Omit each picture as you copy the entries exactly.
** Provided records follows **
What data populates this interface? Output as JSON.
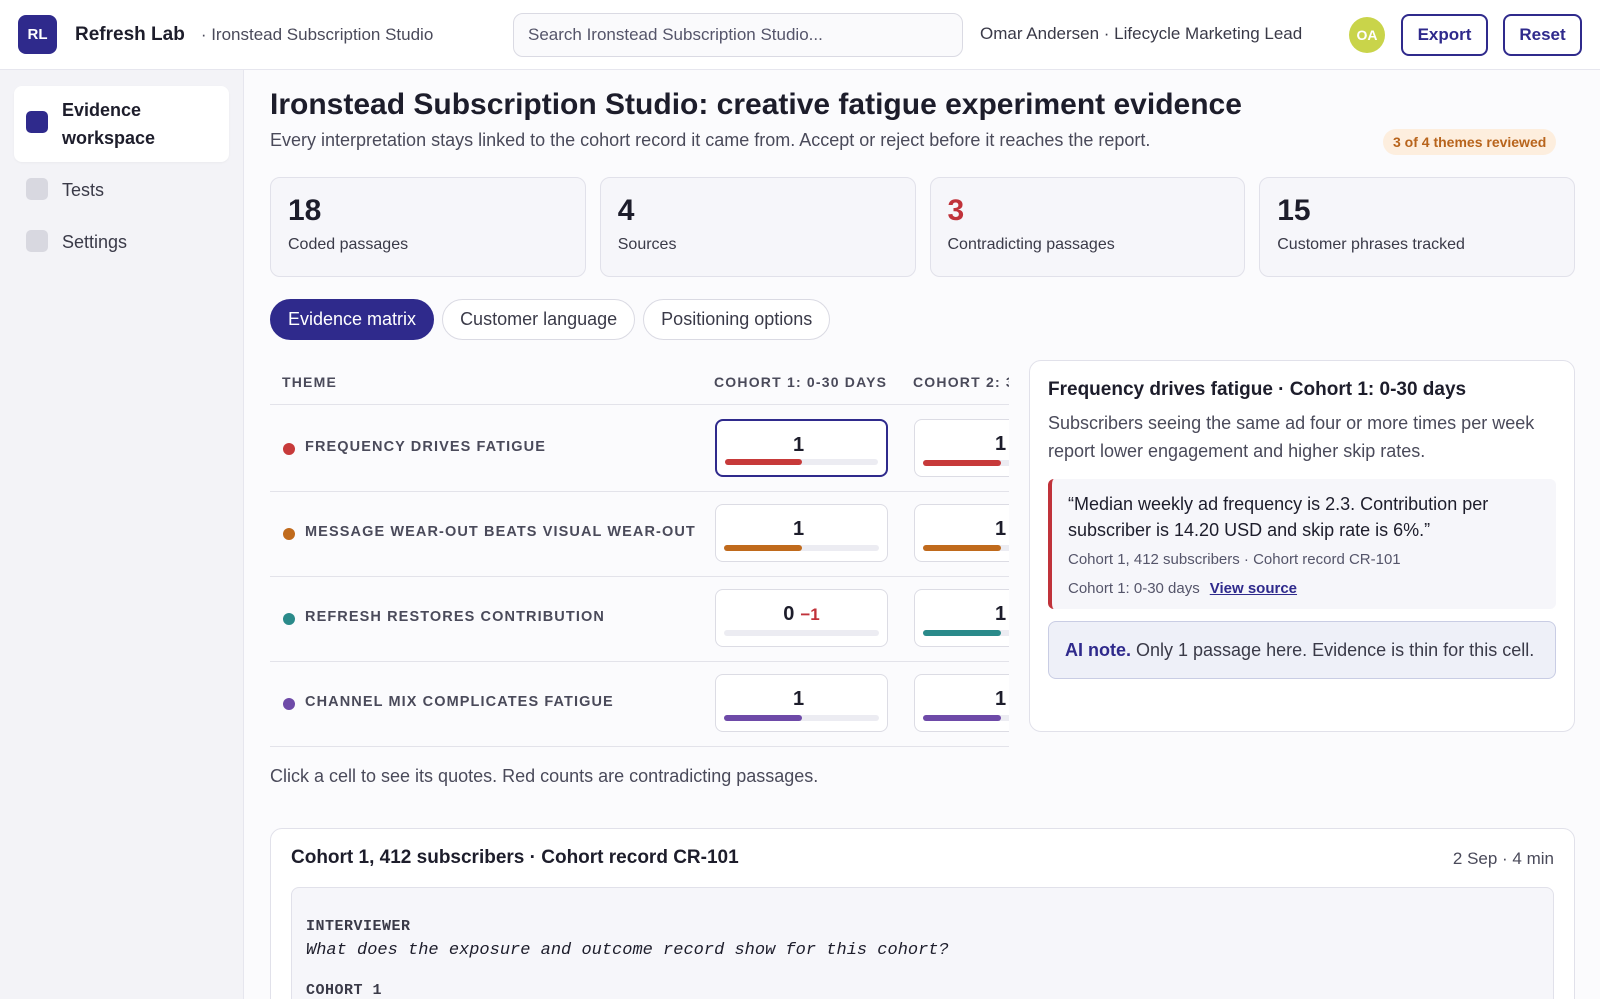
{
  "app": {
    "logo_initials": "RL",
    "name": "Refresh Lab",
    "workspace": "· Ironstead Subscription Studio"
  },
  "search": {
    "placeholder": "Search Ironstead Subscription Studio..."
  },
  "user": {
    "line": "Omar Andersen · Lifecycle Marketing Lead",
    "initials": "OA"
  },
  "actions": {
    "export_label": "Export",
    "reset_label": "Reset"
  },
  "sidebar": {
    "items": [
      {
        "label": "Evidence workspace",
        "active": true
      },
      {
        "label": "Tests",
        "active": false
      },
      {
        "label": "Settings",
        "active": false
      }
    ]
  },
  "page": {
    "title": "Ironstead Subscription Studio: creative fatigue experiment evidence",
    "subtitle": "Every interpretation stays linked to the cohort record it came from. Accept or reject before it reaches the report.",
    "review_badge": "3 of 4 themes reviewed"
  },
  "stats": [
    {
      "value": "18",
      "label": "Coded passages",
      "highlight": false
    },
    {
      "value": "4",
      "label": "Sources",
      "highlight": false
    },
    {
      "value": "3",
      "label": "Contradicting passages",
      "highlight": true
    },
    {
      "value": "15",
      "label": "Customer phrases tracked",
      "highlight": false
    }
  ],
  "tabs": [
    {
      "label": "Evidence matrix",
      "active": true
    },
    {
      "label": "Customer language",
      "active": false
    },
    {
      "label": "Positioning options",
      "active": false
    }
  ],
  "matrix": {
    "headers": {
      "theme": "THEME",
      "cohort1": "COHORT 1: 0-30 DAYS",
      "cohort2": "COHORT 2: 3"
    },
    "rows": [
      {
        "theme": "FREQUENCY DRIVES FATIGUE",
        "color": "#c73a3a",
        "c1": {
          "count": "1",
          "contra": "",
          "fill": 0.5
        },
        "c2": {
          "count": "1",
          "fill": 0.5
        }
      },
      {
        "theme": "MESSAGE WEAR-OUT BEATS VISUAL WEAR-OUT",
        "color": "#c06a1c",
        "c1": {
          "count": "1",
          "contra": "",
          "fill": 0.5
        },
        "c2": {
          "count": "1",
          "fill": 0.5
        }
      },
      {
        "theme": "REFRESH RESTORES CONTRIBUTION",
        "color": "#2a8a8a",
        "c1": {
          "count": "0",
          "contra": "−1",
          "fill": 0
        },
        "c2": {
          "count": "1",
          "fill": 0.5
        }
      },
      {
        "theme": "CHANNEL MIX COMPLICATES FATIGUE",
        "color": "#6e4aa8",
        "c1": {
          "count": "1",
          "contra": "",
          "fill": 0.5
        },
        "c2": {
          "count": "1",
          "fill": 0.5
        }
      }
    ],
    "help": "Click a cell to see its quotes. Red counts are contradicting passages."
  },
  "detail": {
    "title": "Frequency drives fatigue · Cohort 1: 0-30 days",
    "description": "Subscribers seeing the same ad four or more times per week report lower engagement and higher skip rates.",
    "quote": "“Median weekly ad frequency is 2.3. Contribution per subscriber is 14.20 USD and skip rate is 6%.”",
    "quote_meta": "Cohort 1, 412 subscribers · Cohort record CR-101",
    "quote_cohort": "Cohort 1: 0-30 days",
    "view_source": "View source",
    "ai_note_label": "AI note.",
    "ai_note_text": " Only 1 passage here. Evidence is thin for this cell."
  },
  "transcript": {
    "title": "Cohort 1, 412 subscribers · Cohort record CR-101",
    "meta": "2 Sep · 4 min",
    "speaker1": "INTERVIEWER",
    "utterance1": "What does the exposure and outcome record show for this cohort?",
    "speaker2": "COHORT 1"
  }
}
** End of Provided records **
__Answer__.
What data populates this interface? Output as JSON.
{
  "app": {
    "logo_initials": "RL",
    "name": "Refresh Lab",
    "workspace": "· Ironstead Subscription Studio"
  },
  "search": {
    "placeholder": "Search Ironstead Subscription Studio..."
  },
  "user": {
    "line": "Omar Andersen · Lifecycle Marketing Lead",
    "initials": "OA"
  },
  "actions": {
    "export_label": "Export",
    "reset_label": "Reset"
  },
  "sidebar": {
    "items": [
      {
        "label": "Evidence workspace",
        "active": true
      },
      {
        "label": "Tests",
        "active": false
      },
      {
        "label": "Settings",
        "active": false
      }
    ]
  },
  "page": {
    "title": "Ironstead Subscription Studio: creative fatigue experiment evidence",
    "subtitle": "Every interpretation stays linked to the cohort record it came from. Accept or reject before it reaches the report.",
    "review_badge": "3 of 4 themes reviewed"
  },
  "stats": [
    {
      "value": "18",
      "label": "Coded passages",
      "highlight": false
    },
    {
      "value": "4",
      "label": "Sources",
      "highlight": false
    },
    {
      "value": "3",
      "label": "Contradicting passages",
      "highlight": true
    },
    {
      "value": "15",
      "label": "Customer phrases tracked",
      "highlight": false
    }
  ],
  "tabs": [
    {
      "label": "Evidence matrix",
      "active": true
    },
    {
      "label": "Customer language",
      "active": false
    },
    {
      "label": "Positioning options",
      "active": false
    }
  ],
  "matrix": {
    "headers": {
      "theme": "THEME",
      "cohort1": "COHORT 1: 0-30 DAYS",
      "cohort2": "COHORT 2: 3"
    },
    "rows": [
      {
        "theme": "FREQUENCY DRIVES FATIGUE",
        "color": "#c73a3a",
        "c1": {
          "count": "1",
          "contra": "",
          "fill": 0.5
        },
        "c2": {
          "count": "1",
          "fill": 0.5
        }
      },
      {
        "theme": "MESSAGE WEAR-OUT BEATS VISUAL WEAR-OUT",
        "color": "#c06a1c",
        "c1": {
          "count": "1",
          "contra": "",
          "fill": 0.5
        },
        "c2": {
          "count": "1",
          "fill": 0.5
        }
      },
      {
        "theme": "REFRESH RESTORES CONTRIBUTION",
        "color": "#2a8a8a",
        "c1": {
          "count": "0",
          "contra": "−1",
          "fill": 0
        },
        "c2": {
          "count": "1",
          "fill": 0.5
        }
      },
      {
        "theme": "CHANNEL MIX COMPLICATES FATIGUE",
        "color": "#6e4aa8",
        "c1": {
          "count": "1",
          "contra": "",
          "fill": 0.5
        },
        "c2": {
          "count": "1",
          "fill": 0.5
        }
      }
    ],
    "help": "Click a cell to see its quotes. Red counts are contradicting passages."
  },
  "detail": {
    "title": "Frequency drives fatigue · Cohort 1: 0-30 days",
    "description": "Subscribers seeing the same ad four or more times per week report lower engagement and higher skip rates.",
    "quote": "“Median weekly ad frequency is 2.3. Contribution per subscriber is 14.20 USD and skip rate is 6%.”",
    "quote_meta": "Cohort 1, 412 subscribers · Cohort record CR-101",
    "quote_cohort": "Cohort 1: 0-30 days",
    "view_source": "View source",
    "ai_note_label": "AI note.",
    "ai_note_text": " Only 1 passage here. Evidence is thin for this cell."
  },
  "transcript": {
    "title": "Cohort 1, 412 subscribers · Cohort record CR-101",
    "meta": "2 Sep · 4 min",
    "speaker1": "INTERVIEWER",
    "utterance1": "What does the exposure and outcome record show for this cohort?",
    "speaker2": "COHORT 1"
  }
}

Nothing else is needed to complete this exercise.